Benton County Sheriff responds to passing on Measure 114

Haley Stark, Reporter

Linn County Sheriff Michelle Duncan recently came out against Measure 114, a law banning gun magazines capable of holding more than ten rounds of ammunition. 

On her Facebook page, Duncan stated “I want to send a clear message to Linn County residents that the Linn County Sheriff’s Office is NOT going to be enforcing magazine capacity limits.” 

The measure, which narrowly passed in last week’s election, has proven to be controversial within sheriff departments. Sherman County Sheriff Brad Lohrey and Jefferson County Sheriff Jason Pollock have stood behind Duncan, pledging that their offices will also refuse to enforce Measure 114. 

Benton County Sheriff Jef Van Arsdall has a close relationship with Duncan, having attended police academy with her and maintaining a friendship throughout both of their entire careers. However, his stance on Measure 114 differs from Duncan’s.

In Linn County, 69% of the votes received were in objection to Measure 114. In Benton County, just over 40% of voters objected to Measure 114.

“For this community, you know we’ve got the campus and it’s a large, diverse community and it passed in this community. At the end of the day, I was sworn to the law.
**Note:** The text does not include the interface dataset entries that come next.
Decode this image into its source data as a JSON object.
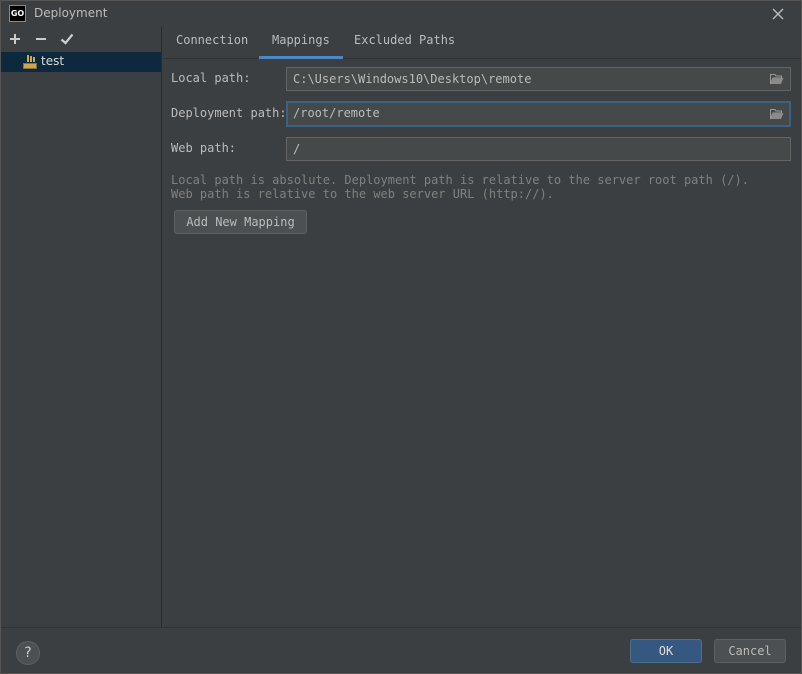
{
  "window": {
    "title": "Deployment",
    "app_icon_text": "GO"
  },
  "sidebar": {
    "toolbar": {
      "add": "+",
      "remove": "−",
      "apply": "✓"
    },
    "items": [
      {
        "label": "test",
        "icon": "sftp-server-icon"
      }
    ]
  },
  "tabs": [
    {
      "label": "Connection",
      "active": false
    },
    {
      "label": "Mappings",
      "active": true
    },
    {
      "label": "Excluded Paths",
      "active": false
    }
  ],
  "mappings": {
    "local_path_label": "Local path:",
    "local_path_value": "C:\\Users\\Windows10\\Desktop\\remote",
    "deployment_path_label": "Deployment path:",
    "deployment_path_value": "/root/remote",
    "web_path_label": "Web path:",
    "web_path_value": "/",
    "help_line1": "Local path is absolute. Deployment path is relative to the server root path (/).",
    "help_line2": "Web path is relative to the web server URL (http://).",
    "add_mapping_label": "Add New Mapping"
  },
  "footer": {
    "help": "?",
    "ok": "OK",
    "cancel": "Cancel"
  },
  "colors": {
    "accent": "#4a88c7",
    "primary_button": "#365880",
    "selection": "#0d293e",
    "background": "#3c3f41"
  }
}
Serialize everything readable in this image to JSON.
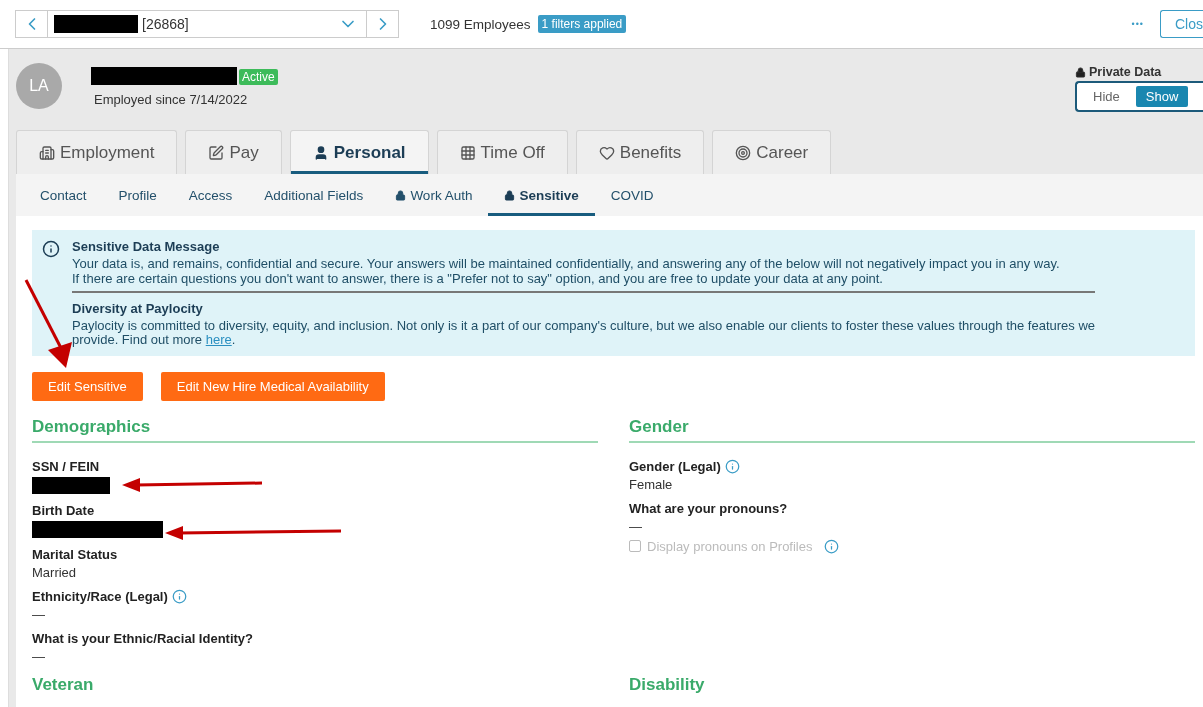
{
  "employee_selector": {
    "name_redacted": true,
    "id": "[26868]"
  },
  "employee_count": "1099 Employees",
  "filter_badge": "1 filters applied",
  "more_menu": "•••",
  "close_button": "Clos",
  "profile": {
    "initials": "LA",
    "name_redacted": true,
    "status": "Active",
    "employed_since": "Employed since 7/14/2022"
  },
  "private_data": {
    "label": "Private Data",
    "options": [
      {
        "label": "Hide",
        "selected": false
      },
      {
        "label": "Show",
        "selected": true
      }
    ]
  },
  "tabs": [
    {
      "label": "Employment",
      "selected": false
    },
    {
      "label": "Pay",
      "selected": false
    },
    {
      "label": "Personal",
      "selected": true
    },
    {
      "label": "Time Off",
      "selected": false
    },
    {
      "label": "Benefits",
      "selected": false
    },
    {
      "label": "Career",
      "selected": false
    }
  ],
  "subtabs": [
    {
      "label": "Contact",
      "locked": false,
      "selected": false
    },
    {
      "label": "Profile",
      "locked": false,
      "selected": false
    },
    {
      "label": "Access",
      "locked": false,
      "selected": false
    },
    {
      "label": "Additional Fields",
      "locked": false,
      "selected": false
    },
    {
      "label": "Work Auth",
      "locked": true,
      "selected": false
    },
    {
      "label": "Sensitive",
      "locked": true,
      "selected": true
    },
    {
      "label": "COVID",
      "locked": false,
      "selected": false
    }
  ],
  "info_box": {
    "title": "Sensitive Data Message",
    "lines": [
      "Your data is, and remains, confidential and secure. Your answers will be maintained confidentially, and answering any of the below will not negatively impact you in any way.",
      "If there are certain questions you don't want to answer, there is a \"Prefer not to say\" option, and you are free to update your data at any point."
    ],
    "title_2": "Diversity at Paylocity",
    "text_2": "Paylocity is committed to diversity, equity, and inclusion. Not only is it a part of our company's culture, but we also enable our clients to foster these values through the features we provide. Find out more",
    "link": "here",
    "text_2_end": "."
  },
  "buttons": [
    "Edit Sensitive",
    "Edit New Hire Medical Availability"
  ],
  "sections": [
    {
      "title": "Demographics",
      "fields": [
        {
          "label": "SSN / FEIN",
          "info": false,
          "redacted": true,
          "arrow": true
        },
        {
          "label": "Birth Date",
          "info": false,
          "redacted": true,
          "arrow": true
        },
        {
          "label": "Marital Status",
          "info": false,
          "value": "Married"
        },
        {
          "label": "Ethnicity/Race (Legal)",
          "info": true,
          "value": "—"
        },
        {
          "label": "What is your Ethnic/Racial Identity?",
          "info": false,
          "value": "—"
        }
      ]
    },
    {
      "title": "Gender",
      "fields": [
        {
          "label": "Gender (Legal)",
          "info": true,
          "value": "Female"
        },
        {
          "label": "What are your pronouns?",
          "info": false,
          "value": "—",
          "checkbox": {
            "label": "Display pronouns on Profiles",
            "checked": false,
            "disabled": true
          }
        }
      ]
    }
  ],
  "next_sections": [
    "Veteran",
    "Disability"
  ]
}
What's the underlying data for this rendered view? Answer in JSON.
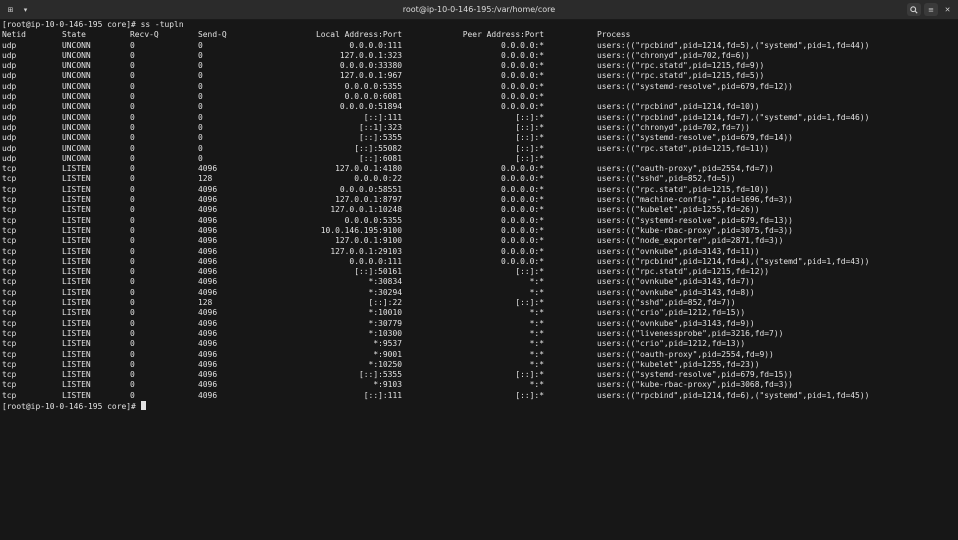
{
  "window": {
    "title": "root@ip-10-0-146-195:/var/home/core",
    "new_tab_icon": "⊞",
    "menu_icon": "▾",
    "search_icon": "🔍",
    "hamburger_icon": "≡",
    "close_icon": "✕"
  },
  "terminal": {
    "command_line": "[root@ip-10-0-146-195 core]# ss -tupln",
    "prompt_line": "[root@ip-10-0-146-195 core]# ",
    "headers": [
      "Netid",
      "State",
      "Recv-Q",
      "Send-Q",
      "Local Address:Port",
      "Peer Address:Port",
      "Process"
    ],
    "rows": [
      [
        "udp",
        "UNCONN",
        "0",
        "0",
        "0.0.0.0:111",
        "0.0.0.0:*",
        "users:((\"rpcbind\",pid=1214,fd=5),(\"systemd\",pid=1,fd=44))"
      ],
      [
        "udp",
        "UNCONN",
        "0",
        "0",
        "127.0.0.1:323",
        "0.0.0.0:*",
        "users:((\"chronyd\",pid=702,fd=6))"
      ],
      [
        "udp",
        "UNCONN",
        "0",
        "0",
        "0.0.0.0:33380",
        "0.0.0.0:*",
        "users:((\"rpc.statd\",pid=1215,fd=9))"
      ],
      [
        "udp",
        "UNCONN",
        "0",
        "0",
        "127.0.0.1:967",
        "0.0.0.0:*",
        "users:((\"rpc.statd\",pid=1215,fd=5))"
      ],
      [
        "udp",
        "UNCONN",
        "0",
        "0",
        "0.0.0.0:5355",
        "0.0.0.0:*",
        "users:((\"systemd-resolve\",pid=679,fd=12))"
      ],
      [
        "udp",
        "UNCONN",
        "0",
        "0",
        "0.0.0.0:6081",
        "0.0.0.0:*",
        ""
      ],
      [
        "udp",
        "UNCONN",
        "0",
        "0",
        "0.0.0.0:51894",
        "0.0.0.0:*",
        "users:((\"rpcbind\",pid=1214,fd=10))"
      ],
      [
        "udp",
        "UNCONN",
        "0",
        "0",
        "[::]:111",
        "[::]:*",
        "users:((\"rpcbind\",pid=1214,fd=7),(\"systemd\",pid=1,fd=46))"
      ],
      [
        "udp",
        "UNCONN",
        "0",
        "0",
        "[::1]:323",
        "[::]:*",
        "users:((\"chronyd\",pid=702,fd=7))"
      ],
      [
        "udp",
        "UNCONN",
        "0",
        "0",
        "[::]:5355",
        "[::]:*",
        "users:((\"systemd-resolve\",pid=679,fd=14))"
      ],
      [
        "udp",
        "UNCONN",
        "0",
        "0",
        "[::]:55082",
        "[::]:*",
        "users:((\"rpc.statd\",pid=1215,fd=11))"
      ],
      [
        "udp",
        "UNCONN",
        "0",
        "0",
        "[::]:6081",
        "[::]:*",
        ""
      ],
      [
        "tcp",
        "LISTEN",
        "0",
        "4096",
        "127.0.0.1:4180",
        "0.0.0.0:*",
        "users:((\"oauth-proxy\",pid=2554,fd=7))"
      ],
      [
        "tcp",
        "LISTEN",
        "0",
        "128",
        "0.0.0.0:22",
        "0.0.0.0:*",
        "users:((\"sshd\",pid=852,fd=5))"
      ],
      [
        "tcp",
        "LISTEN",
        "0",
        "4096",
        "0.0.0.0:58551",
        "0.0.0.0:*",
        "users:((\"rpc.statd\",pid=1215,fd=10))"
      ],
      [
        "tcp",
        "LISTEN",
        "0",
        "4096",
        "127.0.0.1:8797",
        "0.0.0.0:*",
        "users:((\"machine-config-\",pid=1696,fd=3))"
      ],
      [
        "tcp",
        "LISTEN",
        "0",
        "4096",
        "127.0.0.1:10248",
        "0.0.0.0:*",
        "users:((\"kubelet\",pid=1255,fd=26))"
      ],
      [
        "tcp",
        "LISTEN",
        "0",
        "4096",
        "0.0.0.0:5355",
        "0.0.0.0:*",
        "users:((\"systemd-resolve\",pid=679,fd=13))"
      ],
      [
        "tcp",
        "LISTEN",
        "0",
        "4096",
        "10.0.146.195:9100",
        "0.0.0.0:*",
        "users:((\"kube-rbac-proxy\",pid=3075,fd=3))"
      ],
      [
        "tcp",
        "LISTEN",
        "0",
        "4096",
        "127.0.0.1:9100",
        "0.0.0.0:*",
        "users:((\"node_exporter\",pid=2871,fd=3))"
      ],
      [
        "tcp",
        "LISTEN",
        "0",
        "4096",
        "127.0.0.1:29103",
        "0.0.0.0:*",
        "users:((\"ovnkube\",pid=3143,fd=11))"
      ],
      [
        "tcp",
        "LISTEN",
        "0",
        "4096",
        "0.0.0.0:111",
        "0.0.0.0:*",
        "users:((\"rpcbind\",pid=1214,fd=4),(\"systemd\",pid=1,fd=43))"
      ],
      [
        "tcp",
        "LISTEN",
        "0",
        "4096",
        "[::]:50161",
        "[::]:*",
        "users:((\"rpc.statd\",pid=1215,fd=12))"
      ],
      [
        "tcp",
        "LISTEN",
        "0",
        "4096",
        "*:30834",
        "*:*",
        "users:((\"ovnkube\",pid=3143,fd=7))"
      ],
      [
        "tcp",
        "LISTEN",
        "0",
        "4096",
        "*:30294",
        "*:*",
        "users:((\"ovnkube\",pid=3143,fd=8))"
      ],
      [
        "tcp",
        "LISTEN",
        "0",
        "128",
        "[::]:22",
        "[::]:*",
        "users:((\"sshd\",pid=852,fd=7))"
      ],
      [
        "tcp",
        "LISTEN",
        "0",
        "4096",
        "*:10010",
        "*:*",
        "users:((\"crio\",pid=1212,fd=15))"
      ],
      [
        "tcp",
        "LISTEN",
        "0",
        "4096",
        "*:30779",
        "*:*",
        "users:((\"ovnkube\",pid=3143,fd=9))"
      ],
      [
        "tcp",
        "LISTEN",
        "0",
        "4096",
        "*:10300",
        "*:*",
        "users:((\"livenessprobe\",pid=3216,fd=7))"
      ],
      [
        "tcp",
        "LISTEN",
        "0",
        "4096",
        "*:9537",
        "*:*",
        "users:((\"crio\",pid=1212,fd=13))"
      ],
      [
        "tcp",
        "LISTEN",
        "0",
        "4096",
        "*:9001",
        "*:*",
        "users:((\"oauth-proxy\",pid=2554,fd=9))"
      ],
      [
        "tcp",
        "LISTEN",
        "0",
        "4096",
        "*:10250",
        "*:*",
        "users:((\"kubelet\",pid=1255,fd=23))"
      ],
      [
        "tcp",
        "LISTEN",
        "0",
        "4096",
        "[::]:5355",
        "[::]:*",
        "users:((\"systemd-resolve\",pid=679,fd=15))"
      ],
      [
        "tcp",
        "LISTEN",
        "0",
        "4096",
        "*:9103",
        "*:*",
        "users:((\"kube-rbac-proxy\",pid=3068,fd=3))"
      ],
      [
        "tcp",
        "LISTEN",
        "0",
        "4096",
        "[::]:111",
        "[::]:*",
        "users:((\"rpcbind\",pid=1214,fd=6),(\"systemd\",pid=1,fd=45))"
      ]
    ]
  },
  "colors": {
    "background": "#171717",
    "foreground": "#e2e2e2",
    "titlebar": "#2b2b2b"
  }
}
So as it relates to this, it’s no different than any other law that’s put into effect,” Van Arsdall said. 

Though Van Arsdall plans to uphold Measure 114 when it goes into effect Dec. 8, he believes that it is ultimately the Oregon State Police’s job to take care of issues related to the new law.

“We won’t be going door-to-door, checking if people have permits or if they have magazines and what not,” Van Arsdall said. “That’s not a good investigation and that’s just not how we do business.” 
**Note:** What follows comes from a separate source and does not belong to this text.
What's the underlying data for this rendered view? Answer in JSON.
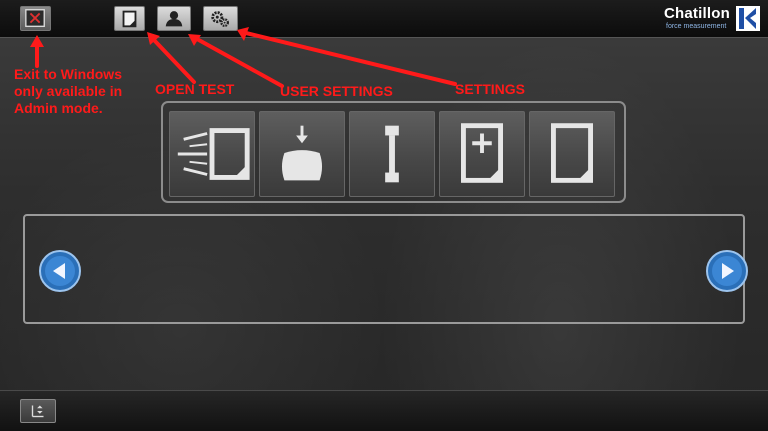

Van Arsdall expressed that certain parts of Measure 114 may be difficult to uphold, specifically mentioning the long process now required to acquire a permit
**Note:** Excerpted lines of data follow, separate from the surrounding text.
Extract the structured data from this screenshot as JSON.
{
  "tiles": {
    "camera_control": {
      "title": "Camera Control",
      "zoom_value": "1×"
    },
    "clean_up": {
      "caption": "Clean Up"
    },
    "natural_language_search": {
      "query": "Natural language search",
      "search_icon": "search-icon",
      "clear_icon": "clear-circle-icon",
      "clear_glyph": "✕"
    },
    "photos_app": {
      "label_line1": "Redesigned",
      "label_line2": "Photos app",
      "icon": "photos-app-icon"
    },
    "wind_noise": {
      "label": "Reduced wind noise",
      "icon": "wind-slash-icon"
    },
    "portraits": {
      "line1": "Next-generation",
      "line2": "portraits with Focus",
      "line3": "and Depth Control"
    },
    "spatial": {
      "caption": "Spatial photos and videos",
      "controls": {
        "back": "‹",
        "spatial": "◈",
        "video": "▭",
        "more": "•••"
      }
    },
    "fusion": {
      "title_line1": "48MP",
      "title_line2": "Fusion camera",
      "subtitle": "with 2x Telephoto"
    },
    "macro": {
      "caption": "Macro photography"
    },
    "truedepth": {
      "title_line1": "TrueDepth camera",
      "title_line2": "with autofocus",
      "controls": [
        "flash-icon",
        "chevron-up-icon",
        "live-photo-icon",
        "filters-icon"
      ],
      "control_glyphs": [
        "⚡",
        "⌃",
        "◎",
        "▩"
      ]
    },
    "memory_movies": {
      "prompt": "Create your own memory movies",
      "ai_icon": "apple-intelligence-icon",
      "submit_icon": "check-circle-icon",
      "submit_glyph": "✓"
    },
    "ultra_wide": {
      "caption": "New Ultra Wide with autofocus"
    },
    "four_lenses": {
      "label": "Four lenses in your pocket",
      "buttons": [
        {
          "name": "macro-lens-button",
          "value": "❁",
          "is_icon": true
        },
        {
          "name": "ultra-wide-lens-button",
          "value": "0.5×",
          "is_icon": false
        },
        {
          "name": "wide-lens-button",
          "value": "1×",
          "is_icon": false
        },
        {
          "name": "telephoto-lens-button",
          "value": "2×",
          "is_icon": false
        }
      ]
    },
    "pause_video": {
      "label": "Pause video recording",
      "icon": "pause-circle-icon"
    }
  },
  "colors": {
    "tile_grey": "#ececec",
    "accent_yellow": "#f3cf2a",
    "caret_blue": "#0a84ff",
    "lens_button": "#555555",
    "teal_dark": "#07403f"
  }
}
According to Van Arsdall, potential gun owners will have to partake in a firing drill in order to receive a permit. The requirements of these drills and whether or not they will be facilitated through the sheriff’s office is still unclear.

Another issue is the underfunding and understaffing of the Benton County Sheriff’s Office. 

According to Van Arsdall, appointments for concealed handgun permits must be made months ahead of time due to there only being one person handling them.

“Now if we have to start doing all the permitting, I don’t know what the capacity will be for this office to do that in a timely and efficient manner that’s appropriate for the citizens who do want to purchase firearms,” Van Arsdall said.

According to Van Arsdall, this possible delay in permitting could have detrimental effects on those hoping to acquire a means of self defense. 

“Whether you’re a law-abiding citizen, a survivor of a crime, a victim of crime, and you want to get a firearm to protect yourself, your family, whatever it might be, now this process just got really complicated all of a sudden,” Van Arsdall said. “I can tell you from my own personal experience trying to buy a handgun with our background process can be challenging simply because as law enforcement, we do take some steps to keep our personal information private. So sometimes that can drag out a background process, even for law enforcement.”